>>>

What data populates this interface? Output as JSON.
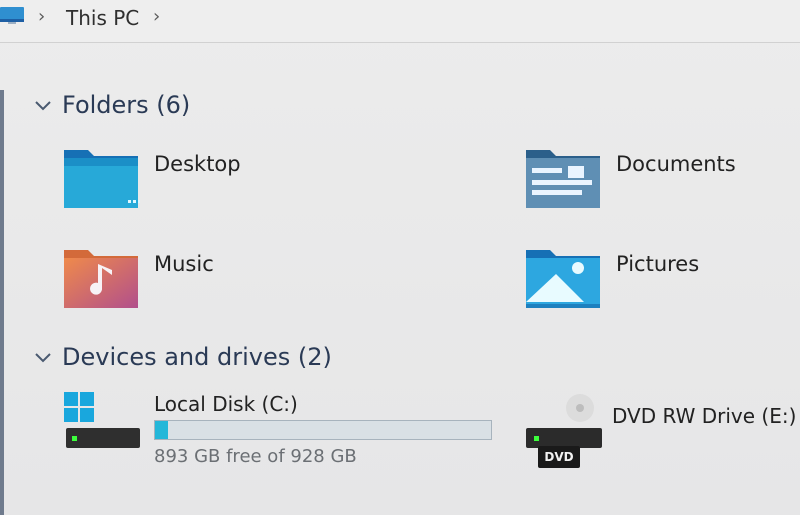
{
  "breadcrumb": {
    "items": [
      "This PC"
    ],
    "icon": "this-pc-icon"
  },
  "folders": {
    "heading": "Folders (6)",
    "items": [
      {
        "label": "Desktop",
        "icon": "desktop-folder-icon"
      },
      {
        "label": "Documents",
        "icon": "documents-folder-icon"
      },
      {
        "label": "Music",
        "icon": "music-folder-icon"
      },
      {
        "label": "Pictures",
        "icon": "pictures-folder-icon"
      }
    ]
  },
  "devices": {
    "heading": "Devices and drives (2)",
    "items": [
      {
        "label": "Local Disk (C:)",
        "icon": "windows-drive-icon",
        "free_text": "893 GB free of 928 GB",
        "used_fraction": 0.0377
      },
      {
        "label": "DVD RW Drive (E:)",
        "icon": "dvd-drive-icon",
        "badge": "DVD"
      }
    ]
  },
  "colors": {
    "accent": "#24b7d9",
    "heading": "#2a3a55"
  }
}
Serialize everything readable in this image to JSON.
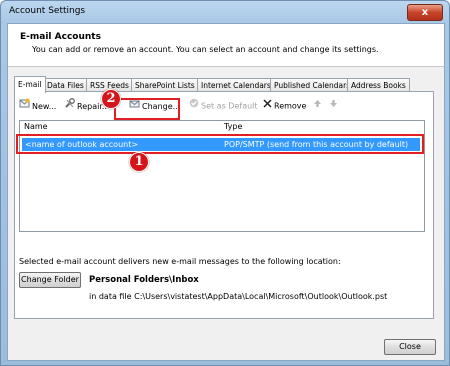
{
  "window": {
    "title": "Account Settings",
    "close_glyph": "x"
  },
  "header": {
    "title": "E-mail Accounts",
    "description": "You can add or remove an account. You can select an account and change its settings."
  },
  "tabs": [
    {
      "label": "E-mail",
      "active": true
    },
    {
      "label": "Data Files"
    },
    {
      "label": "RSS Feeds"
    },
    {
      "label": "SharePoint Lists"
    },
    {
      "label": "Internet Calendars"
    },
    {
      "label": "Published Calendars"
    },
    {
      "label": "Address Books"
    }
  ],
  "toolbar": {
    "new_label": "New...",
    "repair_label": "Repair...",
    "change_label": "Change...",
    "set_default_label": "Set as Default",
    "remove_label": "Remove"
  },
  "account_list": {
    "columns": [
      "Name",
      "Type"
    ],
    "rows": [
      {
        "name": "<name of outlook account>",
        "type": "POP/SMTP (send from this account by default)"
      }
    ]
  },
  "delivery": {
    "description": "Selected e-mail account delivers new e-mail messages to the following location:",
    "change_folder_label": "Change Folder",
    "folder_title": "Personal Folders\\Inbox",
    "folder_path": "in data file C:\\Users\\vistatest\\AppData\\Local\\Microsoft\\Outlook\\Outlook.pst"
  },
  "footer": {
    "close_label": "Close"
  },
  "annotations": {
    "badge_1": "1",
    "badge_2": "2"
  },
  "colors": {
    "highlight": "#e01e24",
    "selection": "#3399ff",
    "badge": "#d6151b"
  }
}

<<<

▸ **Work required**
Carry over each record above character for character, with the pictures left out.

▸ **Exercise result**
What data populates this interface? Output as JSON.
{
  "breadcrumb": {
    "items": [
      "This PC"
    ],
    "icon": "this-pc-icon"
  },
  "folders": {
    "heading": "Folders (6)",
    "items": [
      {
        "label": "Desktop",
        "icon": "desktop-folder-icon"
      },
      {
        "label": "Documents",
        "icon": "documents-folder-icon"
      },
      {
        "label": "Music",
        "icon": "music-folder-icon"
      },
      {
        "label": "Pictures",
        "icon": "pictures-folder-icon"
      }
    ]
  },
  "devices": {
    "heading": "Devices and drives (2)",
    "items": [
      {
        "label": "Local Disk (C:)",
        "icon": "windows-drive-icon",
        "free_text": "893 GB free of 928 GB",
        "used_fraction": 0.0377
      },
      {
        "label": "DVD RW Drive (E:)",
        "icon": "dvd-drive-icon",
        "badge": "DVD"
      }
    ]
  },
  "colors": {
    "accent": "#24b7d9",
    "heading": "#2a3a55"
  }
}
Serialize everything readable in this image to JSON.
{
  "window": {
    "title": "Account Settings",
    "close_glyph": "x"
  },
  "header": {
    "title": "E-mail Accounts",
    "description": "You can add or remove an account. You can select an account and change its settings."
  },
  "tabs": [
    {
      "label": "E-mail",
      "active": true
    },
    {
      "label": "Data Files"
    },
    {
      "label": "RSS Feeds"
    },
    {
      "label": "SharePoint Lists"
    },
    {
      "label": "Internet Calendars"
    },
    {
      "label": "Published Calendars"
    },
    {
      "label": "Address Books"
    }
  ],
  "toolbar": {
    "new_label": "New...",
    "repair_label": "Repair...",
    "change_label": "Change...",
    "set_default_label": "Set as Default",
    "remove_label": "Remove"
  },
  "account_list": {
    "columns": [
      "Name",
      "Type"
    ],
    "rows": [
      {
        "name": "<name of outlook account>",
        "type": "POP/SMTP (send from this account by default)"
      }
    ]
  },
  "delivery": {
    "description": "Selected e-mail account delivers new e-mail messages to the following location:",
    "change_folder_label": "Change Folder",
    "folder_title": "Personal Folders\\Inbox",
    "folder_path": "in data file C:\\Users\\vistatest\\AppData\\Local\\Microsoft\\Outlook\\Outlook.pst"
  },
  "footer": {
    "close_label": "Close"
  },
  "annotations": {
    "badge_1": "1",
    "badge_2": "2"
  },
  "colors": {
    "highlight": "#e01e24",
    "selection": "#3399ff",
    "badge": "#d6151b"
  }
}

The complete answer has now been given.